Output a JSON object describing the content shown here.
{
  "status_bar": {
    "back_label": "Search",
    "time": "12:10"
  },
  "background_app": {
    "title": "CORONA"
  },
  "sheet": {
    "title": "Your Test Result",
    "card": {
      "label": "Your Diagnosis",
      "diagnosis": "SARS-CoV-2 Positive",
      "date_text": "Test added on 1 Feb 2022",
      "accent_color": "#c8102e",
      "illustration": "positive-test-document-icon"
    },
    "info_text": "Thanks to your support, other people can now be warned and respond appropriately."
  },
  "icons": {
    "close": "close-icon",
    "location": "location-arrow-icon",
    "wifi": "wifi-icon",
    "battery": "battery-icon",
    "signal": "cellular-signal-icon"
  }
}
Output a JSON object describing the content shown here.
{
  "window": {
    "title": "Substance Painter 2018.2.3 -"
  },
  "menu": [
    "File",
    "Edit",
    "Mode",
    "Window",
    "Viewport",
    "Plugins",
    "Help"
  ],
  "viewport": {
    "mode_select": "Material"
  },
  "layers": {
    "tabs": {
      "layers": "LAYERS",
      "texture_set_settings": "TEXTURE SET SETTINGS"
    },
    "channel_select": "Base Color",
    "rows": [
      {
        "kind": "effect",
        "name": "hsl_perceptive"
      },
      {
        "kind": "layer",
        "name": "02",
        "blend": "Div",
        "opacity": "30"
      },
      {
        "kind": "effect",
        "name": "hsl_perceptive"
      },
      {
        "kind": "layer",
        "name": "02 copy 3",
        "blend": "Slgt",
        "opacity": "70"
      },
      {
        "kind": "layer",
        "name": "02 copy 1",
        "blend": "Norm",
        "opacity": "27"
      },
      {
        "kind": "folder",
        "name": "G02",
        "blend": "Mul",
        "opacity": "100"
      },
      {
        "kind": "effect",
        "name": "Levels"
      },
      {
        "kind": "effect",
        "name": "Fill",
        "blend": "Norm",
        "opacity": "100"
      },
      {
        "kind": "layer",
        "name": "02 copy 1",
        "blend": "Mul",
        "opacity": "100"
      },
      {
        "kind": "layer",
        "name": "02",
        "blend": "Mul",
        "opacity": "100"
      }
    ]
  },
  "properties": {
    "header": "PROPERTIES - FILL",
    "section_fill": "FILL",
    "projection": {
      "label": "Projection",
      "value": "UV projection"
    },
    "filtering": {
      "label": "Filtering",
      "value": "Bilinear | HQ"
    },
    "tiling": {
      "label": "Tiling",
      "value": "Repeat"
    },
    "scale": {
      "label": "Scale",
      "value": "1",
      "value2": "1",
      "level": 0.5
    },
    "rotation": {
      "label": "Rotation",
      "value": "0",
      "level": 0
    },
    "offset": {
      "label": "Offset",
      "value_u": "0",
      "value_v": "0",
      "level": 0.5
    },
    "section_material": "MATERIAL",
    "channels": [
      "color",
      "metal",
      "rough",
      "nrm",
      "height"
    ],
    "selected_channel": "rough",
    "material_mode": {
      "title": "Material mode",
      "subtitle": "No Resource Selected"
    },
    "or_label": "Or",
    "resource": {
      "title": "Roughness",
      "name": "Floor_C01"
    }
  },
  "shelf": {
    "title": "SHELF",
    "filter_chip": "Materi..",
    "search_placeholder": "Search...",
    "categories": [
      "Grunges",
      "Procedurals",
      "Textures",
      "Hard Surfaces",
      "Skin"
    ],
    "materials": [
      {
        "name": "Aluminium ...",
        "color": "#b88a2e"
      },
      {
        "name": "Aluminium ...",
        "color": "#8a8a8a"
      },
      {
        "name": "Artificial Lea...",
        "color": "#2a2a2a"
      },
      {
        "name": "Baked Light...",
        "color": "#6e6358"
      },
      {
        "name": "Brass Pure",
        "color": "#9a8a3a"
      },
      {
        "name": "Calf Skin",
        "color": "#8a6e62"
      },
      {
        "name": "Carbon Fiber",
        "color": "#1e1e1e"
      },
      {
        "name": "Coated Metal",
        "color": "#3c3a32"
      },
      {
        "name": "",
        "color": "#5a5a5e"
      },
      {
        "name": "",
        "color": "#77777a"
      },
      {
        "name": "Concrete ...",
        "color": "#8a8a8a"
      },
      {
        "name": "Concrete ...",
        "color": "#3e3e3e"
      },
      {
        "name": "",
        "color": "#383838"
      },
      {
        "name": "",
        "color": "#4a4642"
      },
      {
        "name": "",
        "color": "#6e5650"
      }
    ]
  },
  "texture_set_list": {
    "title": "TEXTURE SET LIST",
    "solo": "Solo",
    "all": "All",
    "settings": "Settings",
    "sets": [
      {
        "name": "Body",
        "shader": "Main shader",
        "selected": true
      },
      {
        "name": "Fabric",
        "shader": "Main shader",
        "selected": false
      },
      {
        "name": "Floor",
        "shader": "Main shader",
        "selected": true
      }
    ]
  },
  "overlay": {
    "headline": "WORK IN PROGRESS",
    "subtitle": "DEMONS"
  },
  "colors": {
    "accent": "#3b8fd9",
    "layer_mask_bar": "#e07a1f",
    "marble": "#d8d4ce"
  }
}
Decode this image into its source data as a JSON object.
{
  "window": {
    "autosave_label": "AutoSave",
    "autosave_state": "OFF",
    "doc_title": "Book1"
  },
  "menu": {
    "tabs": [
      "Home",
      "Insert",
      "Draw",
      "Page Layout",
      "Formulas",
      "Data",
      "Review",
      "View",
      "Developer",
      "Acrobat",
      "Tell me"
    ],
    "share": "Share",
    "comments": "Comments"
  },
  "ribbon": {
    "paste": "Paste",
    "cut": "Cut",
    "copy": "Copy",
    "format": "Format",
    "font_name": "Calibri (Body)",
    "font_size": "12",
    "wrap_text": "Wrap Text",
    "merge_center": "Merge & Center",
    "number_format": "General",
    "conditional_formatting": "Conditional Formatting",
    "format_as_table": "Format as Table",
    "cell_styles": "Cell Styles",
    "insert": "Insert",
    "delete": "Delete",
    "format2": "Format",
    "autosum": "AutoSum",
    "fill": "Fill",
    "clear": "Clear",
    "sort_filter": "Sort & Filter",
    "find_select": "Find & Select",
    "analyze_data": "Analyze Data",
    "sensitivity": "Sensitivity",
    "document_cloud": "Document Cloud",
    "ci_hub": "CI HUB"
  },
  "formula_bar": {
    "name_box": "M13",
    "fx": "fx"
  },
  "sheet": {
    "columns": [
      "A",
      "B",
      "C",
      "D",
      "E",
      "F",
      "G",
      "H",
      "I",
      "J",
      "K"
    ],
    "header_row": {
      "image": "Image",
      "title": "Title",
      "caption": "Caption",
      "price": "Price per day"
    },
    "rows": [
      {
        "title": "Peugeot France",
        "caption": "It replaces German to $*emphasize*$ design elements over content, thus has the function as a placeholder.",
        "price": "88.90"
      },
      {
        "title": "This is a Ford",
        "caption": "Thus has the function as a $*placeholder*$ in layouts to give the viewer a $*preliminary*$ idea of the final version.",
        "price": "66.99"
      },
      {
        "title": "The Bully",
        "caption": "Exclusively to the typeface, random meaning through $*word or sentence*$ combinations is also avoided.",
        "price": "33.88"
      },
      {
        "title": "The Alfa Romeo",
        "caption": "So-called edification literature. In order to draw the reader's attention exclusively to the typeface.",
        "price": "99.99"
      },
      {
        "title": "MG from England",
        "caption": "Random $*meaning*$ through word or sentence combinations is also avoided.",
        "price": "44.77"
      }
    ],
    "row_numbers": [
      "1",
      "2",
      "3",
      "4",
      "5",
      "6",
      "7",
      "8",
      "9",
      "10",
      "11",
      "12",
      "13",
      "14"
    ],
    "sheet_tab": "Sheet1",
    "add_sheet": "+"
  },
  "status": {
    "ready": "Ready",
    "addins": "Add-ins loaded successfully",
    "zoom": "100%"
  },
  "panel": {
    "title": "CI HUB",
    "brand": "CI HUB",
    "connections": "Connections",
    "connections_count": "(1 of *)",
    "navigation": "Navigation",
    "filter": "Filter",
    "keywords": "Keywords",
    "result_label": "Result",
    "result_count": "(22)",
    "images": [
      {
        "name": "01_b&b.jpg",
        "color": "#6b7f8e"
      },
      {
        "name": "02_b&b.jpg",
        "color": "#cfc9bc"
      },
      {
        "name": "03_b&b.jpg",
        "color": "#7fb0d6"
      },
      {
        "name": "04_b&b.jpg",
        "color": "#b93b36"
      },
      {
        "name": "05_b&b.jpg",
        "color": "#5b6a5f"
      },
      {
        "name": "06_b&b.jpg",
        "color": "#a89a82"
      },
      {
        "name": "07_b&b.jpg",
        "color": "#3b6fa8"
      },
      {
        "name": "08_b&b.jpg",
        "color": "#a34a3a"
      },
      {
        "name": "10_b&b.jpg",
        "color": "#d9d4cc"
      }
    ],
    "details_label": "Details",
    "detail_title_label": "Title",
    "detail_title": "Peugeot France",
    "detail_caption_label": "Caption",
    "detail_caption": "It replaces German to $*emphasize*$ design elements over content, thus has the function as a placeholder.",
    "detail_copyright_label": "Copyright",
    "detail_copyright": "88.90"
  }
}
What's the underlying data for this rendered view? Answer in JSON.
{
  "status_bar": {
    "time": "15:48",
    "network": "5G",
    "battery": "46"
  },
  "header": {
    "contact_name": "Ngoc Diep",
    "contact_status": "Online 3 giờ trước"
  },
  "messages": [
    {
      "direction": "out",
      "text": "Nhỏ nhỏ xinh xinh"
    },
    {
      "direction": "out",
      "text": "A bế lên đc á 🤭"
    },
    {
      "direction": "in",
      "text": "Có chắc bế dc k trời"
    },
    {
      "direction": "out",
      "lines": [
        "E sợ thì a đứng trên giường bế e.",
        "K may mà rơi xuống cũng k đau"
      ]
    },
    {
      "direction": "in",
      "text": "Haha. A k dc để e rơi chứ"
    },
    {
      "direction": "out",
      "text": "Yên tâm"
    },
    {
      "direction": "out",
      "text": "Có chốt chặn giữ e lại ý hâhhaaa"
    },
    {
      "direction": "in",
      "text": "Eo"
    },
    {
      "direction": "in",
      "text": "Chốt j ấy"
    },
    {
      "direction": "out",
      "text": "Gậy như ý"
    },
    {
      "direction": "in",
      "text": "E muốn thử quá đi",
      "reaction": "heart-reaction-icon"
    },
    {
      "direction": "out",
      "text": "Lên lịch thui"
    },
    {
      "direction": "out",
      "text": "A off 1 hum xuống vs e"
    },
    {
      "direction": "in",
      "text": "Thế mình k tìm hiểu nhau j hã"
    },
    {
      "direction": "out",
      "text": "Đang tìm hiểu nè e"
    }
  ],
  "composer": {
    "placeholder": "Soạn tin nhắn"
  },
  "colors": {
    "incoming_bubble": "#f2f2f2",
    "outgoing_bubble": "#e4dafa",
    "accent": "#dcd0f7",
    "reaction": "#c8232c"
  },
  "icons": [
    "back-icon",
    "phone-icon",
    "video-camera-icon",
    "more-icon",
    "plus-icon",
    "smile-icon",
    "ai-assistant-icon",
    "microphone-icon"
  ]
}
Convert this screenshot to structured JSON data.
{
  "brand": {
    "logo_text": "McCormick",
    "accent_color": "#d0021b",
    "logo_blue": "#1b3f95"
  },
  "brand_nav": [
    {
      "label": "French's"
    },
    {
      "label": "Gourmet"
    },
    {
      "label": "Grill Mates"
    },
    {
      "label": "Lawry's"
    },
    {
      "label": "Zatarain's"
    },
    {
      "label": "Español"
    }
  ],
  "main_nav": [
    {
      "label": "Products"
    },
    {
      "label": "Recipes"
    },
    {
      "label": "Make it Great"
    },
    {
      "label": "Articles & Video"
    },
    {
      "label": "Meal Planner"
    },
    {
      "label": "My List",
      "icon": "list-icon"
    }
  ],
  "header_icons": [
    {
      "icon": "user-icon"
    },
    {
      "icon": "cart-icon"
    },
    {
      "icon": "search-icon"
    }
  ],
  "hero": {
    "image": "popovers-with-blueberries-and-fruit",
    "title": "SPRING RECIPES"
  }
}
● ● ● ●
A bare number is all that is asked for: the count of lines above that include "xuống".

## Reply to the exercise
2